# [Exercise material]
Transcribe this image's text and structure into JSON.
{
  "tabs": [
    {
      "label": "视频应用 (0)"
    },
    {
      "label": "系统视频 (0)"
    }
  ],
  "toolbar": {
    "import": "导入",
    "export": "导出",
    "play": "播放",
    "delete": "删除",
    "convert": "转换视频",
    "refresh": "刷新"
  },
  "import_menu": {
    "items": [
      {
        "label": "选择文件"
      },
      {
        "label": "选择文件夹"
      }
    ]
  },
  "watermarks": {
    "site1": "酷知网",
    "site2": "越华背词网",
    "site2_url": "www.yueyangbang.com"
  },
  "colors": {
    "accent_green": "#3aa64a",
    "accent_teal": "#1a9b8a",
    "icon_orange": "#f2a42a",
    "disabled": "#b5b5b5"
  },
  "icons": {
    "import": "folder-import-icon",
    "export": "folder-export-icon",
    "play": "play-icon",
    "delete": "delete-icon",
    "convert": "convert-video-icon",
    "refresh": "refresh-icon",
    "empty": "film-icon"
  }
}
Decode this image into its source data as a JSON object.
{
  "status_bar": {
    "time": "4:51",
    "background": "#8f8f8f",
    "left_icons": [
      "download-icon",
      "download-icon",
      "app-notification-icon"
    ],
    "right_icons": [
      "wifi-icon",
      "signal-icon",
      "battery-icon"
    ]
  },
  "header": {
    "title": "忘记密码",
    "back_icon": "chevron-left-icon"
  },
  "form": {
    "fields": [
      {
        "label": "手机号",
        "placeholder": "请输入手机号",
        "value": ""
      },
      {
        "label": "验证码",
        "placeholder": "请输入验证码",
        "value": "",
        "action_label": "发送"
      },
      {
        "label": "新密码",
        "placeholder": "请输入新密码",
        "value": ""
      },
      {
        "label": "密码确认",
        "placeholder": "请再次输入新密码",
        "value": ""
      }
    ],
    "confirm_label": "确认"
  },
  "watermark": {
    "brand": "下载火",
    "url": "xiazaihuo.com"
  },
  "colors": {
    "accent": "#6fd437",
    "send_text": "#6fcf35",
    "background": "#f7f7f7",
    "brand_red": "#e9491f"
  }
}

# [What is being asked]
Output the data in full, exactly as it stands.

# [The completed task]
Transcribe this image's text and structure into JSON.
{
  "tabs": [
    {
      "label": "视频应用 (0)"
    },
    {
      "label": "系统视频 (0)"
    }
  ],
  "toolbar": {
    "import": "导入",
    "export": "导出",
    "play": "播放",
    "delete": "删除",
    "convert": "转换视频",
    "refresh": "刷新"
  },
  "import_menu": {
    "items": [
      {
        "label": "选择文件"
      },
      {
        "label": "选择文件夹"
      }
    ]
  },
  "watermarks": {
    "site1": "酷知网",
    "site2": "越华背词网",
    "site2_url": "www.yueyangbang.com"
  },
  "colors": {
    "accent_green": "#3aa64a",
    "accent_teal": "#1a9b8a",
    "icon_orange": "#f2a42a",
    "disabled": "#b5b5b5"
  },
  "icons": {
    "import": "folder-import-icon",
    "export": "folder-export-icon",
    "play": "play-icon",
    "delete": "delete-icon",
    "convert": "convert-video-icon",
    "refresh": "refresh-icon",
    "empty": "film-icon"
  }
}
Decode this image into its source data as a JSON object.
{
  "status_bar": {
    "time": "4:51",
    "background": "#8f8f8f",
    "left_icons": [
      "download-icon",
      "download-icon",
      "app-notification-icon"
    ],
    "right_icons": [
      "wifi-icon",
      "signal-icon",
      "battery-icon"
    ]
  },
  "header": {
    "title": "忘记密码",
    "back_icon": "chevron-left-icon"
  },
  "form": {
    "fields": [
      {
        "label": "手机号",
        "placeholder": "请输入手机号",
        "value": ""
      },
      {
        "label": "验证码",
        "placeholder": "请输入验证码",
        "value": "",
        "action_label": "发送"
      },
      {
        "label": "新密码",
        "placeholder": "请输入新密码",
        "value": ""
      },
      {
        "label": "密码确认",
        "placeholder": "请再次输入新密码",
        "value": ""
      }
    ],
    "confirm_label": "确认"
  },
  "watermark": {
    "brand": "下载火",
    "url": "xiazaihuo.com"
  },
  "colors": {
    "accent": "#6fd437",
    "send_text": "#6fcf35",
    "background": "#f7f7f7",
    "brand_red": "#e9491f"
  }
}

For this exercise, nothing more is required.